Task to complete —
Which lines below hold the word "this"? Report each one.

Interface dataset entries —
Content starts
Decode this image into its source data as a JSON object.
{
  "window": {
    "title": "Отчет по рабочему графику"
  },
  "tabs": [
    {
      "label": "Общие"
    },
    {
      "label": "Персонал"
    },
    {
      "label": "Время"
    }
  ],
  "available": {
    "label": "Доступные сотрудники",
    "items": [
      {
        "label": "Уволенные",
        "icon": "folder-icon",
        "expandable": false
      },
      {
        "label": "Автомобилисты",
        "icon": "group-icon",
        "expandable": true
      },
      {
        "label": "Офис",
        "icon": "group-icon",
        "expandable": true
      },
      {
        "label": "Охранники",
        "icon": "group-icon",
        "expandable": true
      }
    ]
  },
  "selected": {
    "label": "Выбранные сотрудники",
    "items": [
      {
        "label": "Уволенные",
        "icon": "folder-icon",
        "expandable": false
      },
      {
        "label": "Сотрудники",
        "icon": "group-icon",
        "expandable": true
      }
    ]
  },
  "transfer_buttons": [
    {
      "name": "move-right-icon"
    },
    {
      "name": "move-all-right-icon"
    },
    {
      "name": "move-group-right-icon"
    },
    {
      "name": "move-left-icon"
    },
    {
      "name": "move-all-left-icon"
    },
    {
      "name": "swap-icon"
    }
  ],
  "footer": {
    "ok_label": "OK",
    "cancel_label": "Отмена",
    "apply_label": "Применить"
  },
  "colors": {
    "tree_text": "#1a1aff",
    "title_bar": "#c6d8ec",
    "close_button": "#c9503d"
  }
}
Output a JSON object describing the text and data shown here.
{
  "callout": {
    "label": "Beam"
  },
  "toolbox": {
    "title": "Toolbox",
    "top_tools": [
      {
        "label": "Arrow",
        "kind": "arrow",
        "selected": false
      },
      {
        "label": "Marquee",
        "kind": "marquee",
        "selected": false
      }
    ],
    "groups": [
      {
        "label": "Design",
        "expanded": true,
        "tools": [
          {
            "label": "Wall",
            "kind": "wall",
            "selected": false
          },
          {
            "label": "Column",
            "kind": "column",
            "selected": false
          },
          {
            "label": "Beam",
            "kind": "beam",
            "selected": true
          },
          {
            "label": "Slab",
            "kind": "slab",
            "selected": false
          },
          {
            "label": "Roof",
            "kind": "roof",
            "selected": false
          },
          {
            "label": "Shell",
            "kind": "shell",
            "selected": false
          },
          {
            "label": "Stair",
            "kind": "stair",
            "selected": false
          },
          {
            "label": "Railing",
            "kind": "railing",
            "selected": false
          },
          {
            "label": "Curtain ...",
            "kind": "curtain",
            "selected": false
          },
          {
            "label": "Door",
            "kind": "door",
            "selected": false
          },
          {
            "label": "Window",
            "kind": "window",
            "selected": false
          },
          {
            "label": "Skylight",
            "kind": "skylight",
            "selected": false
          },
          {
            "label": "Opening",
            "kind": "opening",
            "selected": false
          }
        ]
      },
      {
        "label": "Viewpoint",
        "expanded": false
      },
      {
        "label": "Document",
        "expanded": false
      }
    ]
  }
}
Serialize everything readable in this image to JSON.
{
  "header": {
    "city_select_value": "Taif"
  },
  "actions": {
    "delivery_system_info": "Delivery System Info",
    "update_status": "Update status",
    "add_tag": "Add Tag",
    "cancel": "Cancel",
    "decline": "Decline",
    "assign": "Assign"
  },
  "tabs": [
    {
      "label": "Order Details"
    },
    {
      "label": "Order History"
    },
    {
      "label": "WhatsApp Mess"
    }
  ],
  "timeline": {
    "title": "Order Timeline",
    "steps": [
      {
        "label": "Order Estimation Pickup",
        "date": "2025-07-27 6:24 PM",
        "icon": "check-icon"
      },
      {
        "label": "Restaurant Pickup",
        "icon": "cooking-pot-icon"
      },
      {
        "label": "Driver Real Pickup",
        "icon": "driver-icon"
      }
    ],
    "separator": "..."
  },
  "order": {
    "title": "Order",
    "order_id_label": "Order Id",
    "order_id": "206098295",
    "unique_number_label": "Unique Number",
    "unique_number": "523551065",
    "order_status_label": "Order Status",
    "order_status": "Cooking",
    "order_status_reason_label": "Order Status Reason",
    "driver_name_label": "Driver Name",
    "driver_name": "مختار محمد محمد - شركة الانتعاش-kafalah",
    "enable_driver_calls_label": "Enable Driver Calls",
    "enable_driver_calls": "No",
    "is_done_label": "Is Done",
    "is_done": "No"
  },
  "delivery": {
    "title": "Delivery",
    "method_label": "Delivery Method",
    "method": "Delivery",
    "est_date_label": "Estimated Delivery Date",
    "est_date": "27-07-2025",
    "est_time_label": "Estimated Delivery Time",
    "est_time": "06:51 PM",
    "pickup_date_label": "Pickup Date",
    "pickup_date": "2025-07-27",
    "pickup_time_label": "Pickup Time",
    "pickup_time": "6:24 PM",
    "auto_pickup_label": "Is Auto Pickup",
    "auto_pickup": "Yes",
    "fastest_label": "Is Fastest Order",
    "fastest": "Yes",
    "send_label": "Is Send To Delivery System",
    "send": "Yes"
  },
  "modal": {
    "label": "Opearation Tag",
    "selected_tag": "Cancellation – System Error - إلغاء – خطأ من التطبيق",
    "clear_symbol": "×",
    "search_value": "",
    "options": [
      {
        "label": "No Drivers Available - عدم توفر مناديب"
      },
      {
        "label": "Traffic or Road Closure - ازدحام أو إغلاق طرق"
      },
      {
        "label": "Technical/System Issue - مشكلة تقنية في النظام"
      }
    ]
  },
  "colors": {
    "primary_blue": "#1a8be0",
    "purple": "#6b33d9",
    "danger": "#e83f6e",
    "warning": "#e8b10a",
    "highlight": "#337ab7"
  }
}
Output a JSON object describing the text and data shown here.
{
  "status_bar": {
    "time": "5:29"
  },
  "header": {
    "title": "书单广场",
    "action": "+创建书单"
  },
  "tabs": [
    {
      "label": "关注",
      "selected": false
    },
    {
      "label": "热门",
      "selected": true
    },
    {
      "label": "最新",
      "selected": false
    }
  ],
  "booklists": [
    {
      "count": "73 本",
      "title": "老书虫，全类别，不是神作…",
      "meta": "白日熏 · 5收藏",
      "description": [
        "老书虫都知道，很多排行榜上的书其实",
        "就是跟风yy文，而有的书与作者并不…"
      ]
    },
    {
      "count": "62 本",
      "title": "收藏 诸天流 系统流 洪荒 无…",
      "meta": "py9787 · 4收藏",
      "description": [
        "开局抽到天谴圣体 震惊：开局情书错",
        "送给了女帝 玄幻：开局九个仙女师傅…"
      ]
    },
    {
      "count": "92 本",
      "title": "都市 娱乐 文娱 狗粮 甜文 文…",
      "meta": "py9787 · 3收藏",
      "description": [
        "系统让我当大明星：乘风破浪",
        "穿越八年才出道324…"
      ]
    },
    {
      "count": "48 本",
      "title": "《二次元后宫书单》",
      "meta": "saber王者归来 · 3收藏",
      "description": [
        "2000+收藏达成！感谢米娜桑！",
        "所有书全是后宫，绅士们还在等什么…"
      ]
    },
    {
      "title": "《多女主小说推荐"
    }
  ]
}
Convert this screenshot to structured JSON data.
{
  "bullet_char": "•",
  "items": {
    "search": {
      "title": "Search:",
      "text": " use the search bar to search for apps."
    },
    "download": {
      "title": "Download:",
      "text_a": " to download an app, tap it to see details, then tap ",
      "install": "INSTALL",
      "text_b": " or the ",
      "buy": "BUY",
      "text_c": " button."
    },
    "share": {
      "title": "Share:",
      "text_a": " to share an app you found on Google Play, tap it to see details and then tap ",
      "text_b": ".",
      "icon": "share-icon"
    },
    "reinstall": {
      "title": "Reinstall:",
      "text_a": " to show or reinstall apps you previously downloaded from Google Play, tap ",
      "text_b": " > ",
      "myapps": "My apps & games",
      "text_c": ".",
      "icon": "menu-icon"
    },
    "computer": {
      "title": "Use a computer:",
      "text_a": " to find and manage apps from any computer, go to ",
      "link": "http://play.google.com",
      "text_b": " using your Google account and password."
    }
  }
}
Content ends
Response area —
Decode this image into its source data as a JSON object.
Serialize everything readable in this image to JSON.
Convert this screenshot to structured JSON data.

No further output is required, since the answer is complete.